The anatomical organization of the lateral prefrontal cortex (LPFC) afferents to the anterior part of the temporal lobe (ATL) remains to be clarified. The LPFC has two subdivisions, dorsal (dLPFC) and ventral (vLPFC), which have been linked to cognitive processes. The ATL includes several different cortical areas, namely, the temporal polar cortex and rostral parts of the perirhinal, inferotemporal, and anterior tip of the superior temporal gyrus cortices. Multiple sensory modalities converge in the ATL. All of them (except the rostral inferotemporal and superior temporal gyrus cortices) are components of the medial temporal lobe, which is critical for long-term memory processing.

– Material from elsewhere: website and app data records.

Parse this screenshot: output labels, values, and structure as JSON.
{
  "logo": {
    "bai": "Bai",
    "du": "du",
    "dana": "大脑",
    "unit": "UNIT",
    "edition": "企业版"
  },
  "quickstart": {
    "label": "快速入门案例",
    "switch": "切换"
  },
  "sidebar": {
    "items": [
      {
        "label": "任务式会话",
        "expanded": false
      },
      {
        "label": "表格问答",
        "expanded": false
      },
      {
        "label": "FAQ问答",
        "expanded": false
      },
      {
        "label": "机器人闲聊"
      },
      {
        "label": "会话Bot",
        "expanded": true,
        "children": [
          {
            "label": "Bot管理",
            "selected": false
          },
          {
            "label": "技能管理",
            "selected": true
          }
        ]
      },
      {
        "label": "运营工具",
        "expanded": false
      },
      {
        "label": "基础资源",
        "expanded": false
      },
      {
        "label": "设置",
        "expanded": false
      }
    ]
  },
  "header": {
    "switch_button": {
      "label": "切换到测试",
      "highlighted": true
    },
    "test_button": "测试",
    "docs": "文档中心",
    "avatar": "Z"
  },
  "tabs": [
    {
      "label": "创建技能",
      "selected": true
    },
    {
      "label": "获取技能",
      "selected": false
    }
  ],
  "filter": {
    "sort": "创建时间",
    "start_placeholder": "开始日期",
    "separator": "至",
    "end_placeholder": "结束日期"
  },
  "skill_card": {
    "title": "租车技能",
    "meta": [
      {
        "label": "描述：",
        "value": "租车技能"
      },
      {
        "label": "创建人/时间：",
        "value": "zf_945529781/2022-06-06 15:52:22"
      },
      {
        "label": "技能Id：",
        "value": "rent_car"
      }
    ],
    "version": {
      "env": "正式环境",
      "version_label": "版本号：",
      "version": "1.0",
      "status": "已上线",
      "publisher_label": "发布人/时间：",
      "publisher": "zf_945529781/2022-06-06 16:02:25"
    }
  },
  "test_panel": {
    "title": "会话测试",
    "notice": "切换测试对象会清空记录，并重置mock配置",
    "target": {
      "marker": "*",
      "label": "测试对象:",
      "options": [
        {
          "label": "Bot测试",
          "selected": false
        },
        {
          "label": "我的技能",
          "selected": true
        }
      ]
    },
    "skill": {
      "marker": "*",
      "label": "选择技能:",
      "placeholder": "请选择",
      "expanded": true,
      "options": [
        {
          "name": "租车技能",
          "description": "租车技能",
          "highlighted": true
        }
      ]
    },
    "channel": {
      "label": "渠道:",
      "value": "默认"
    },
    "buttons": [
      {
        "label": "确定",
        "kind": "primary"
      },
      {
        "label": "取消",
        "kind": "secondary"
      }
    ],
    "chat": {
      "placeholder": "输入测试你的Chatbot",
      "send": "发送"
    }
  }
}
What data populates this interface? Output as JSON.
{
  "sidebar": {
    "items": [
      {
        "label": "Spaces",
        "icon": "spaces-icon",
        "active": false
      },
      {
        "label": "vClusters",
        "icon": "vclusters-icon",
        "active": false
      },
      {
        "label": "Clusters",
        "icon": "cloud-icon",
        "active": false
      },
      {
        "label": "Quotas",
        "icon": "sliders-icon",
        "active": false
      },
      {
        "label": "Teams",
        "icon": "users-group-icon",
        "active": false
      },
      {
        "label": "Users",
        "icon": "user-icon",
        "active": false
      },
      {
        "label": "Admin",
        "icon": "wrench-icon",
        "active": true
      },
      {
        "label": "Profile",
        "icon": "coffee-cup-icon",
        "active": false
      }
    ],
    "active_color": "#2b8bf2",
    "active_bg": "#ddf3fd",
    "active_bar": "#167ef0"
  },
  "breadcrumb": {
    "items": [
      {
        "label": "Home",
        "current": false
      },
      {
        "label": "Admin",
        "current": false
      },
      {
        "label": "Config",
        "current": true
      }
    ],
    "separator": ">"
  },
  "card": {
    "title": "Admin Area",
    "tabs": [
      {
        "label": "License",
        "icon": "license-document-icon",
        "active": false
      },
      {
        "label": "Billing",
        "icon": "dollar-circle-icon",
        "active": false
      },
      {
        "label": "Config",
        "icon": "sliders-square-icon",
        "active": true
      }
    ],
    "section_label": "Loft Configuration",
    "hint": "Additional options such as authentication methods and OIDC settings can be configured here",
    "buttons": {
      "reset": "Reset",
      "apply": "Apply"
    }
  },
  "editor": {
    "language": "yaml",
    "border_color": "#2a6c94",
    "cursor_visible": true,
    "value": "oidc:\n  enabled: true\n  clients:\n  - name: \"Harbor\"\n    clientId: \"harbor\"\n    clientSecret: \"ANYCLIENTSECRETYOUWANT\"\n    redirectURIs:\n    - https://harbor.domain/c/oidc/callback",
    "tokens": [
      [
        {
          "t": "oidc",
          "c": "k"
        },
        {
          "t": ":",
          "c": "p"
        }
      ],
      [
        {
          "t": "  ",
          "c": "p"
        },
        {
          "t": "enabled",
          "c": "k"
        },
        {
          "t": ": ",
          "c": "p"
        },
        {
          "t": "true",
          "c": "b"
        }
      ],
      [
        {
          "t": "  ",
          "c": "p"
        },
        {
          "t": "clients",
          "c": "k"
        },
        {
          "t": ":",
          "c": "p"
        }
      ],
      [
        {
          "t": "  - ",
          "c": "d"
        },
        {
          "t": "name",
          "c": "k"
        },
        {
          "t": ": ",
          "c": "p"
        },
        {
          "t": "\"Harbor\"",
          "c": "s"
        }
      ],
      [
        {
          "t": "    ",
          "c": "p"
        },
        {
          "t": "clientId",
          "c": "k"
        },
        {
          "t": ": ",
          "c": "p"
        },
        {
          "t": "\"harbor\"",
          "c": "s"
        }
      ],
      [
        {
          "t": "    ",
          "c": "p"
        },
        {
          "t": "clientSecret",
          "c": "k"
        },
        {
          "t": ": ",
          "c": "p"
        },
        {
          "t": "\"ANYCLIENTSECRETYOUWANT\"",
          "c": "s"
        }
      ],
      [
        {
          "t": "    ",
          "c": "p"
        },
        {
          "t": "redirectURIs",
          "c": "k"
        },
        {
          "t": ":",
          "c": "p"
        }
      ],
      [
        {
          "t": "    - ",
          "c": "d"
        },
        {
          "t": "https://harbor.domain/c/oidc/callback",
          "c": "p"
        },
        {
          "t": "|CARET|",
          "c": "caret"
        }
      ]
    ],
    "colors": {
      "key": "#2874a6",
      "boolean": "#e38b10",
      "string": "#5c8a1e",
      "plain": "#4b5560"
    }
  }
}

We studied the LPFC connections with the ATL by placing retrograde tracer injections into the ATL: the temporal polar (n = 3), perirhinal (areas 35 and 36, n = 6), and inferotemporal cortices (area TE, n = 5), plus one additional deposit in the posterior parahippocampal cortex (area TF, n = 1). Anterograde tracer deposits into the dLPFC (A9 and A46, n = 2), the vLPFC (A46v, n = 2), and the orbitofrontal cortex (OF; n = 2) were placed for confirmation of those projections. The results showed that the vLPFC displays a moderate projection to rostral area TE and the dorsomedial portion of the temporal polar cortex; in contrast, the dLPFC connections with the ATL were weak. By comparison, the OFC and medial frontal cortices (MFC) showed dense connectivity with the ATL, namely, A13 with the temporopolar and perirhinal cortices. All areas of the MFC projected to the temporopolar cortex, albeit with a lower intensity. The functional significance of such paucity of LPFC afferents is unknown. J. Comp. Neurol. 523:2570–2598, 2015. © 2015 Wiley Periodicals, Inc.
Schematic representation of the dLPFC and vLPFC afferents to the ATL in Macaca fascicularis. Line thickness indicates the density of the projection. Whereas the vLPFC projects moderately to the rostral TE, the dLPFC presents sparse projections to the ATL. In contrast, the OFC and MFC display heavy projections.